> [Exercise instructions]
For the listing below, give the count of lines containing "reported", and no other text.

> [Material for the task]
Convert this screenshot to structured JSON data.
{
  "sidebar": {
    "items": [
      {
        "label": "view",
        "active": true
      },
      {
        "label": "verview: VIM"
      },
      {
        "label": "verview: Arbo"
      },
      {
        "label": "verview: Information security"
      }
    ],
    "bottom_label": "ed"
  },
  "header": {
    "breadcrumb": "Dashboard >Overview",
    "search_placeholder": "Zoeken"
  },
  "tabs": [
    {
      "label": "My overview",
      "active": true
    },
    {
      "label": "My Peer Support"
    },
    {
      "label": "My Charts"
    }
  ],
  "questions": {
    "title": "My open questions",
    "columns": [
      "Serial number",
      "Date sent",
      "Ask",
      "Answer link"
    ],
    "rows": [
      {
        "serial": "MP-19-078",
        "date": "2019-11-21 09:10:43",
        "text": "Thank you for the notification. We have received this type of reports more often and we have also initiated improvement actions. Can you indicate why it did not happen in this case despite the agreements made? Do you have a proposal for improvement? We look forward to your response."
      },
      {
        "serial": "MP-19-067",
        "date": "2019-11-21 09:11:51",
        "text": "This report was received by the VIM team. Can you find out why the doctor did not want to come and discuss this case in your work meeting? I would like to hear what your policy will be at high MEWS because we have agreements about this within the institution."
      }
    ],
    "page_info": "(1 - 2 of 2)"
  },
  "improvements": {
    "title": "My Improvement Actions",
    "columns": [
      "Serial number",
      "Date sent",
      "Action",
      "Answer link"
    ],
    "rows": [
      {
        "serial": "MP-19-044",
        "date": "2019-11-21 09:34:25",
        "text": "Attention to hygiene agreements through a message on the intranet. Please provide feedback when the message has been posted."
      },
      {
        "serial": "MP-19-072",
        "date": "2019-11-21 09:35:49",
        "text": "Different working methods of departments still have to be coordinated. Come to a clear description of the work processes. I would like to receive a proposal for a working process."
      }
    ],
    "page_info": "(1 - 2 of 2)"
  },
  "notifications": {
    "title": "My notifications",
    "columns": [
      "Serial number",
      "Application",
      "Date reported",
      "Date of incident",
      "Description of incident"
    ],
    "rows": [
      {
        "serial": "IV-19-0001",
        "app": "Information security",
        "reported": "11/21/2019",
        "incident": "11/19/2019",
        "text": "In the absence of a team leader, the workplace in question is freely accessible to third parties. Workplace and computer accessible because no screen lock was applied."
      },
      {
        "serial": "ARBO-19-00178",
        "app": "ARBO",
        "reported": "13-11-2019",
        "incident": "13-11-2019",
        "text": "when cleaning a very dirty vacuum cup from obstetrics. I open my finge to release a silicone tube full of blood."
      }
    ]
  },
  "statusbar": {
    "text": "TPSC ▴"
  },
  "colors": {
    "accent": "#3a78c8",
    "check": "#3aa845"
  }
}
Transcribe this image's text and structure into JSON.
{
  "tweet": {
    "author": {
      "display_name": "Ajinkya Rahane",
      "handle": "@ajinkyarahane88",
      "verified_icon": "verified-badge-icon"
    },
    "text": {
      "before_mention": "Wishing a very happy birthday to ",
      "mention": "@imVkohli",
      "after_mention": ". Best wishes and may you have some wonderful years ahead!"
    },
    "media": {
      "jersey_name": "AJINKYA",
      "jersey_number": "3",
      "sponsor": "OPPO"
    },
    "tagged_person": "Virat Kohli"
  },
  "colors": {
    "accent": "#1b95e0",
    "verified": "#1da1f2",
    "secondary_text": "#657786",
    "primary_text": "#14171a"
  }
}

> [Exercise response]
3